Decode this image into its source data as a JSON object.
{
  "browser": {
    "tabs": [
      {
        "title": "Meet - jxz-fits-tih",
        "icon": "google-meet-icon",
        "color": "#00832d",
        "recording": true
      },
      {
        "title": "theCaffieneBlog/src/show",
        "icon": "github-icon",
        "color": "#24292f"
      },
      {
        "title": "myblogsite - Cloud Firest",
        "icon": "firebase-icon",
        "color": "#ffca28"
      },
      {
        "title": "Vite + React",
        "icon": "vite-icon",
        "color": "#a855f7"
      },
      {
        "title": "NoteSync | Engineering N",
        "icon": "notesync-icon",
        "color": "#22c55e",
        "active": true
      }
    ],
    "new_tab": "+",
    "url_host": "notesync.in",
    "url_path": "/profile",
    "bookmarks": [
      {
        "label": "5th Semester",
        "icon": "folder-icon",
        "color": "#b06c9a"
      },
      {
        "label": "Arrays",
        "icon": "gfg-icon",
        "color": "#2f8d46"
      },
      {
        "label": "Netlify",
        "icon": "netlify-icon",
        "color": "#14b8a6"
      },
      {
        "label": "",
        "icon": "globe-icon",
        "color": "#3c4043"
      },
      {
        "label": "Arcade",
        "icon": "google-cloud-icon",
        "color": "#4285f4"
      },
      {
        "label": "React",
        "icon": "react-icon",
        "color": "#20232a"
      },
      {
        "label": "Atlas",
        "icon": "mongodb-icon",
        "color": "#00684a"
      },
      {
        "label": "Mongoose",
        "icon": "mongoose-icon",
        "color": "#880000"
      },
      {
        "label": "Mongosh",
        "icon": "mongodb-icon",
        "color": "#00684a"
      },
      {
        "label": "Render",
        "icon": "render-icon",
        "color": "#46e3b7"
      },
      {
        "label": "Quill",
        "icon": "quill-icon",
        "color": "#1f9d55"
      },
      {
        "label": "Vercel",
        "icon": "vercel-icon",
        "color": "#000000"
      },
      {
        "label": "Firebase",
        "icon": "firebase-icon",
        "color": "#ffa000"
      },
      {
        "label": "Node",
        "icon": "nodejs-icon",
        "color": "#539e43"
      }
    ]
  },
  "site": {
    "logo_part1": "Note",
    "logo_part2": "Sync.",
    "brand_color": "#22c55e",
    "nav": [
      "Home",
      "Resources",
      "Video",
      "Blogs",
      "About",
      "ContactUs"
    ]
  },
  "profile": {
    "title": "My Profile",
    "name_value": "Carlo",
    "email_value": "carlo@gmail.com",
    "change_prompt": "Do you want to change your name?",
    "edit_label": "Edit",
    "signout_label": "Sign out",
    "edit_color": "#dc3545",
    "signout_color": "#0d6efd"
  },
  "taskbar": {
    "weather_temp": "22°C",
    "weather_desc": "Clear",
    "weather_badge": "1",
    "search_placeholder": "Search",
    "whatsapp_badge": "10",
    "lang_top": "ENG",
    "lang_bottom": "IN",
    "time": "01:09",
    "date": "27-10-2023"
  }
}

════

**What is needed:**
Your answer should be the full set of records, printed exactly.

**Answer section:**
Decode this image into its source data as a JSON object.
{
  "browser": {
    "tabs": [
      {
        "title": "Meet - jxz-fits-tih",
        "icon": "google-meet-icon",
        "color": "#00832d",
        "recording": true
      },
      {
        "title": "theCaffieneBlog/src/show",
        "icon": "github-icon",
        "color": "#24292f"
      },
      {
        "title": "myblogsite - Cloud Firest",
        "icon": "firebase-icon",
        "color": "#ffca28"
      },
      {
        "title": "Vite + React",
        "icon": "vite-icon",
        "color": "#a855f7"
      },
      {
        "title": "NoteSync | Engineering N",
        "icon": "notesync-icon",
        "color": "#22c55e",
        "active": true
      }
    ],
    "new_tab": "+",
    "url_host": "notesync.in",
    "url_path": "/profile",
    "bookmarks": [
      {
        "label": "5th Semester",
        "icon": "folder-icon",
        "color": "#b06c9a"
      },
      {
        "label": "Arrays",
        "icon": "gfg-icon",
        "color": "#2f8d46"
      },
      {
        "label": "Netlify",
        "icon": "netlify-icon",
        "color": "#14b8a6"
      },
      {
        "label": "",
        "icon": "globe-icon",
        "color": "#3c4043"
      },
      {
        "label": "Arcade",
        "icon": "google-cloud-icon",
        "color": "#4285f4"
      },
      {
        "label": "React",
        "icon": "react-icon",
        "color": "#20232a"
      },
      {
        "label": "Atlas",
        "icon": "mongodb-icon",
        "color": "#00684a"
      },
      {
        "label": "Mongoose",
        "icon": "mongoose-icon",
        "color": "#880000"
      },
      {
        "label": "Mongosh",
        "icon": "mongodb-icon",
        "color": "#00684a"
      },
      {
        "label": "Render",
        "icon": "render-icon",
        "color": "#46e3b7"
      },
      {
        "label": "Quill",
        "icon": "quill-icon",
        "color": "#1f9d55"
      },
      {
        "label": "Vercel",
        "icon": "vercel-icon",
        "color": "#000000"
      },
      {
        "label": "Firebase",
        "icon": "firebase-icon",
        "color": "#ffa000"
      },
      {
        "label": "Node",
        "icon": "nodejs-icon",
        "color": "#539e43"
      }
    ]
  },
  "site": {
    "logo_part1": "Note",
    "logo_part2": "Sync.",
    "brand_color": "#22c55e",
    "nav": [
      "Home",
      "Resources",
      "Video",
      "Blogs",
      "About",
      "ContactUs"
    ]
  },
  "profile": {
    "title": "My Profile",
    "name_value": "Carlo",
    "email_value": "carlo@gmail.com",
    "change_prompt": "Do you want to change your name?",
    "edit_label": "Edit",
    "signout_label": "Sign out",
    "edit_color": "#dc3545",
    "signout_color": "#0d6efd"
  },
  "taskbar": {
    "weather_temp": "22°C",
    "weather_desc": "Clear",
    "weather_badge": "1",
    "search_placeholder": "Search",
    "whatsapp_badge": "10",
    "lang_top": "ENG",
    "lang_bottom": "IN",
    "time": "01:09",
    "date": "27-10-2023"
  }
}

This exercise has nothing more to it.